**Action item**: Among the lines of the records below, copy those that hold the word "plugins".

**Supplied data**:

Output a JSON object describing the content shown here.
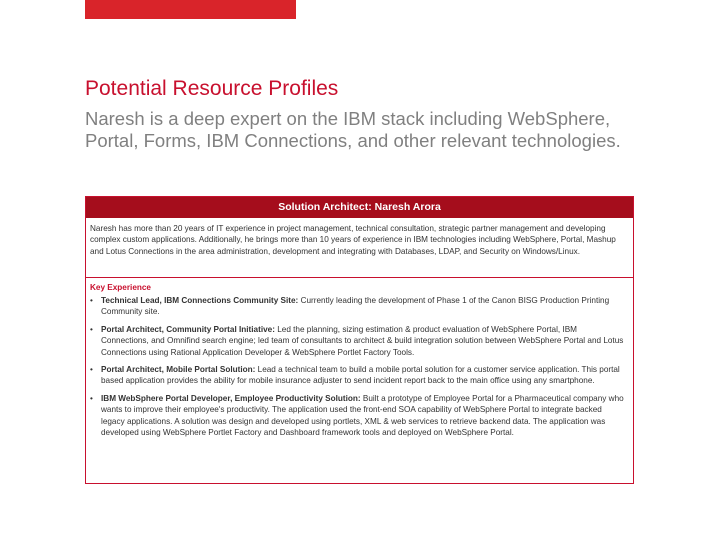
{
  "slide": {
    "title": "Potential Resource Profiles",
    "subtitle": "Naresh is a deep expert on the IBM stack including WebSphere, Portal, Forms, IBM Connections, and other relevant technologies.",
    "colors": {
      "accent": "#d9242a",
      "header_bg": "#a50d1c",
      "title": "#c8102e",
      "subtitle": "#808080"
    }
  },
  "card": {
    "header": "Solution Architect:  Naresh Arora",
    "summary": "Naresh has more than 20 years of IT experience in project management, technical consultation, strategic partner management and developing complex custom applications.  Additionally, he brings more than 10 years of experience in IBM technologies including WebSphere, Portal, Mashup and Lotus Connections in the area administration, development and integrating with Databases, LDAP, and Security on Windows/Linux.",
    "section_label": "Key Experience",
    "bullet": "•",
    "experience": [
      {
        "role": "Technical Lead, IBM Connections Community Site:",
        "text": "Currently leading the development of Phase 1 of the Canon BISG Production Printing Community site."
      },
      {
        "role": "Portal Architect, Community Portal Initiative:",
        "text": "Led the planning,  sizing estimation & product evaluation of WebSphere Portal, IBM Connections, and Omnifind search engine; led team of consultants to architect & build integration solution between WebSphere Portal and Lotus Connections using Rational Application Developer & WebSphere Portlet Factory Tools."
      },
      {
        "role": "Portal Architect, Mobile Portal Solution:",
        "text": "Lead a technical team to build a mobile portal solution for a customer service application. This portal based application provides the ability for mobile insurance adjuster to send incident report back to the main office using any smartphone."
      },
      {
        "role": "IBM WebSphere Portal Developer, Employee  Productivity Solution:",
        "text": "Built a prototype of Employee Portal for a Pharmaceutical company who wants to improve their employee's productivity.  The application used the front-end SOA capability of WebSphere Portal to integrate backed legacy applications.  A solution was design and developed using portlets, XML & web services to retrieve backend data.  The application was developed using WebSphere Portlet Factory and Dashboard framework tools and deployed on WebSphere Portal."
      }
    ]
  }
}
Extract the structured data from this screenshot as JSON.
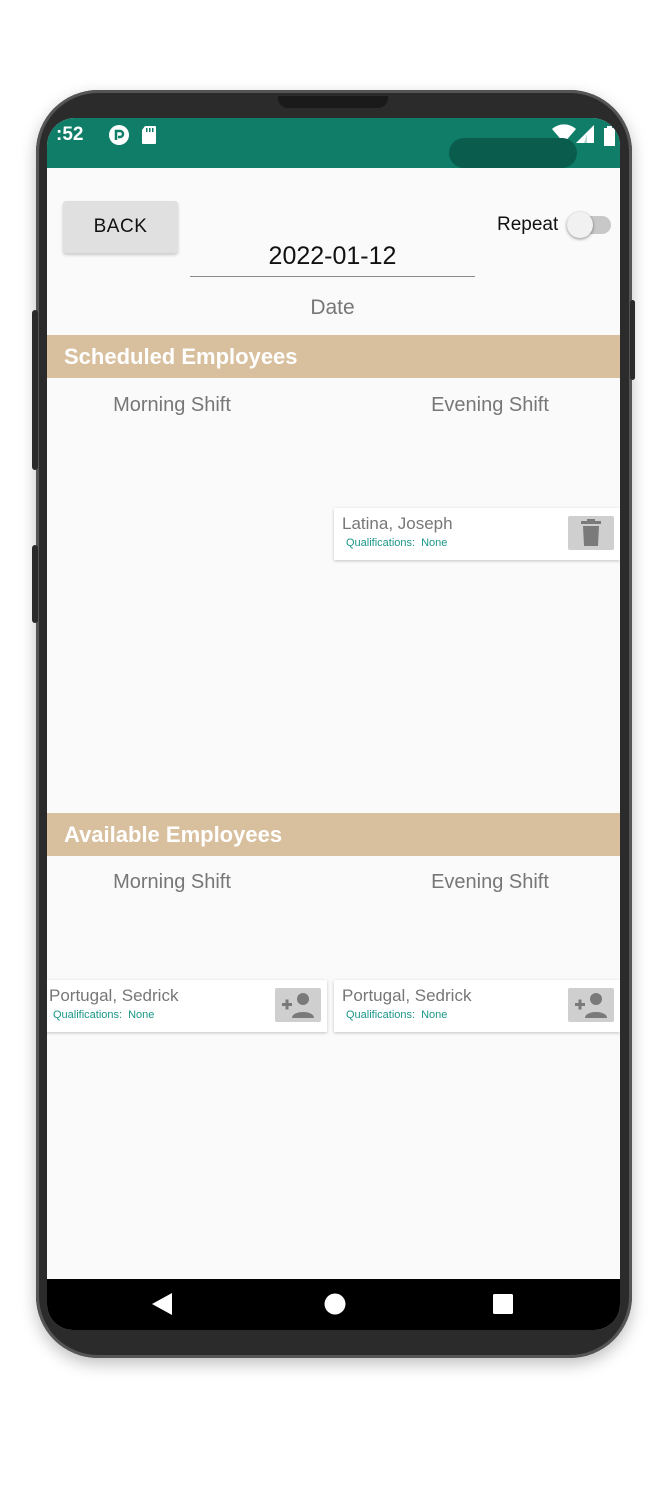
{
  "status_bar": {
    "time": ":52",
    "icons": [
      "pocket-casts-icon",
      "sd-card-icon",
      "wifi-icon",
      "cell-signal-icon",
      "battery-icon"
    ],
    "color": "#0f7d68"
  },
  "toolbar": {
    "back_label": "BACK",
    "repeat_label": "Repeat",
    "repeat_on": false
  },
  "date": {
    "value": "2022-01-12",
    "label": "Date"
  },
  "scheduled": {
    "title": "Scheduled Employees",
    "morning_title": "Morning Shift",
    "evening_title": "Evening Shift",
    "evening": [
      {
        "name": "Latina, Joseph",
        "qual_label": "Qualifications:",
        "qual_value": "None",
        "action_icon": "trash-icon"
      }
    ]
  },
  "available": {
    "title": "Available Employees",
    "morning_title": "Morning Shift",
    "evening_title": "Evening Shift",
    "morning": [
      {
        "name": "Portugal, Sedrick",
        "qual_label": "Qualifications:",
        "qual_value": "None",
        "action_icon": "add-person-icon"
      }
    ],
    "evening": [
      {
        "name": "Portugal, Sedrick",
        "qual_label": "Qualifications:",
        "qual_value": "None",
        "action_icon": "add-person-icon"
      }
    ]
  },
  "nav": {
    "icons": [
      "back-triangle-icon",
      "home-circle-icon",
      "recents-square-icon"
    ]
  },
  "colors": {
    "section_header": "#d8c09f",
    "qualification_text": "#1a9688",
    "screen_background": "#fafafa"
  }
}
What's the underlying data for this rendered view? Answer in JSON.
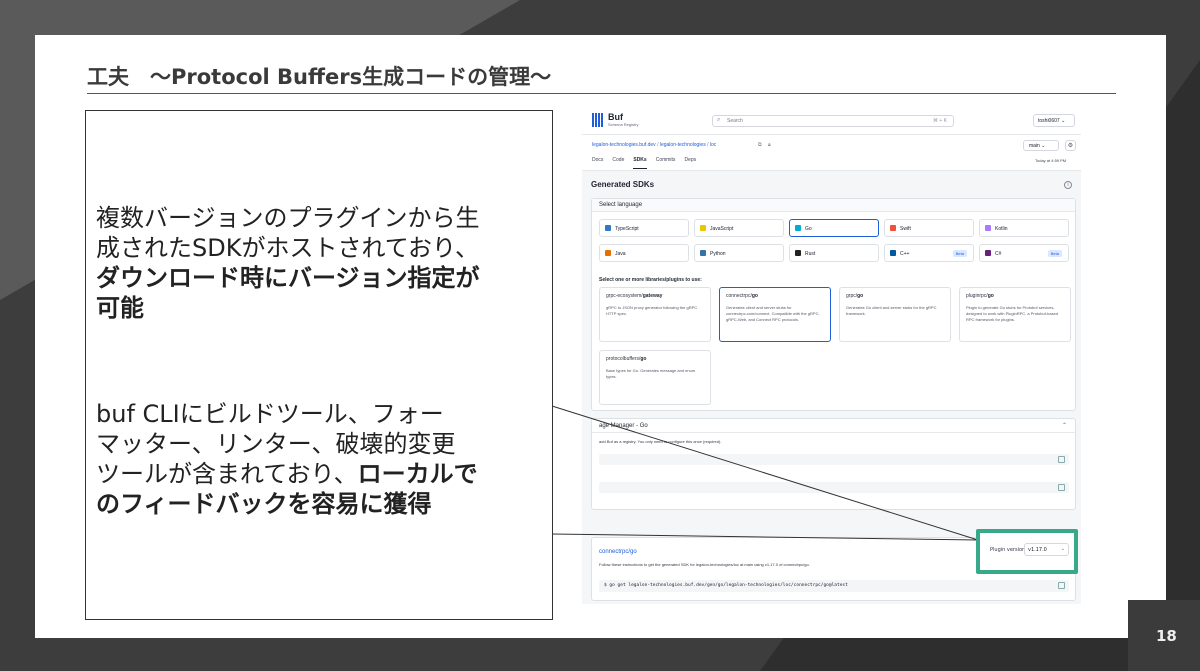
{
  "slide": {
    "title": "工夫　〜Protocol Buffers生成コードの管理〜",
    "page_number": "18"
  },
  "textbox": {
    "p1_lines": [
      {
        "text": "複数バージョンのプラグインから生",
        "bold": false
      },
      {
        "text": "成されたSDKがホストされており、",
        "bold": false
      },
      {
        "text": "ダウンロード時にバージョン指定が",
        "bold": true
      },
      {
        "text": "可能",
        "bold": true
      }
    ],
    "p2_line1": "buf CLIにビルドツール、フォー",
    "p2_line2": "マッター、リンター、破壊的変更",
    "p2_line3_normal": "ツールが含まれており、",
    "p2_line3_bold": "ローカルで",
    "p2_line4_bold": "のフィードバックを容易に獲得"
  },
  "screenshot": {
    "logo": "Buf",
    "logo_sub": "Schema Registry",
    "search_placeholder": "Search",
    "search_shortcut": "⌘ + K",
    "user": "toshi0607 ⌄",
    "breadcrumb": [
      "legalon-technologies.buf.dev",
      "legalon-technologies",
      "loc"
    ],
    "branch": "main ⌄",
    "tabs": [
      "Docs",
      "Code",
      "SDKs",
      "Commits",
      "Deps"
    ],
    "active_tab": "SDKs",
    "updated": "Today at 4:59 PM",
    "generated_title": "Generated SDKs",
    "select_language": "Select language",
    "languages": [
      {
        "name": "TypeScript",
        "color": "#3178c6",
        "beta": ""
      },
      {
        "name": "JavaScript",
        "color": "#e9c600",
        "beta": ""
      },
      {
        "name": "Go",
        "color": "#00add8",
        "beta": "",
        "selected": true
      },
      {
        "name": "Swift",
        "color": "#f05138",
        "beta": ""
      },
      {
        "name": "Kotlin",
        "color": "#a97bff",
        "beta": ""
      },
      {
        "name": "Java",
        "color": "#e76f00",
        "beta": ""
      },
      {
        "name": "Python",
        "color": "#3572a5",
        "beta": ""
      },
      {
        "name": "Rust",
        "color": "#222222",
        "beta": ""
      },
      {
        "name": "C++",
        "color": "#00599c",
        "beta": "Beta"
      },
      {
        "name": "C#",
        "color": "#68217a",
        "beta": "Beta"
      }
    ],
    "select_plugins": "Select one or more libraries/plugins to use:",
    "plugins": [
      {
        "owner": "grpc-ecosystem/",
        "name": "gateway",
        "desc": "gRPC to JSON proxy generator following the gRPC HTTP spec."
      },
      {
        "owner": "connectrpc/",
        "name": "go",
        "desc": "Generates client and server stubs for connectrpc.com/connect. Compatible with the gRPC, gRPC-Web, and Connect RPC protocols.",
        "selected": true
      },
      {
        "owner": "grpc/",
        "name": "go",
        "desc": "Generates Go client and server stubs for the gRPC framework."
      },
      {
        "owner": "pluginrpc/",
        "name": "go",
        "desc": "Plugin to generate Go stubs for Protobuf services, designed to work with PluginRPC, a Protobuf-based RPC framework for plugins."
      },
      {
        "owner": "protocolbuffers/",
        "name": "go",
        "desc": "Base types for Go. Generates message and enum types."
      }
    ],
    "pkg_manager_title": "age Manager - Go",
    "pkg_manager_text": "add Buf as a registry. You only need to configure this once (required).",
    "install_title": "connectrpc/go",
    "install_text": "Follow these instructions to get the generated SDK for legalon-technologies/loc at main using v1.17.0 of connectrpc/go.",
    "install_cmd": "$ go get legalon-technologies.buf.dev/gen/go/legalon-technologies/loc/connectrpc/go@latest",
    "plugin_version_label": "Plugin version",
    "plugin_version": "v1.17.0"
  }
}
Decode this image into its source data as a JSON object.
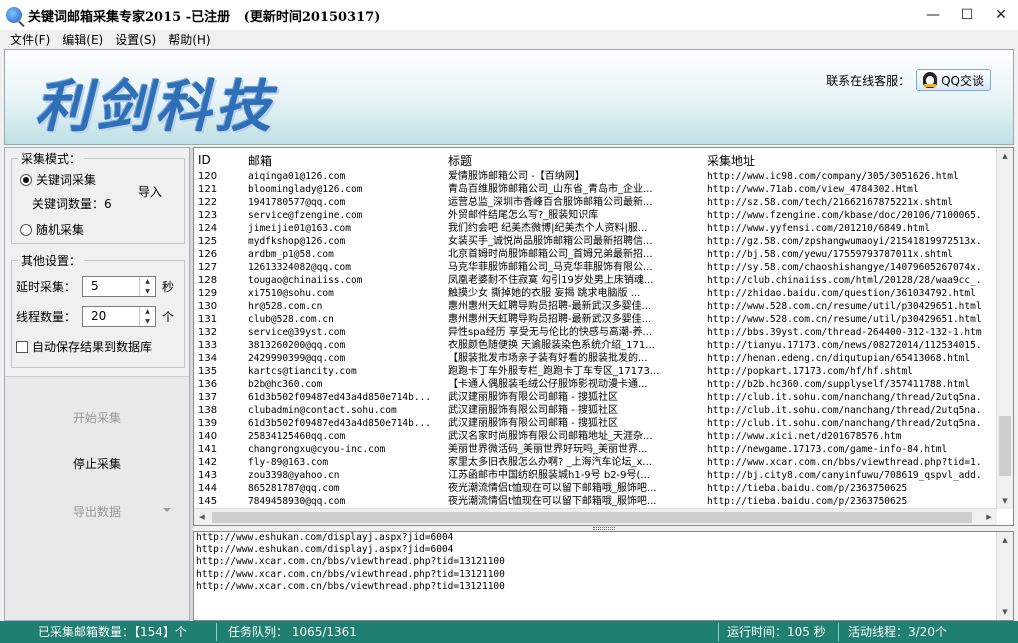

**Written answer**:
    "select_plugins": "Select one or more libraries/plugins to use:",
    "plugins": [
        "desc": "Plugin to generate Go stubs for Protobuf services, designed to work with PluginRPC, a Protobuf-based RPC framework for plugins."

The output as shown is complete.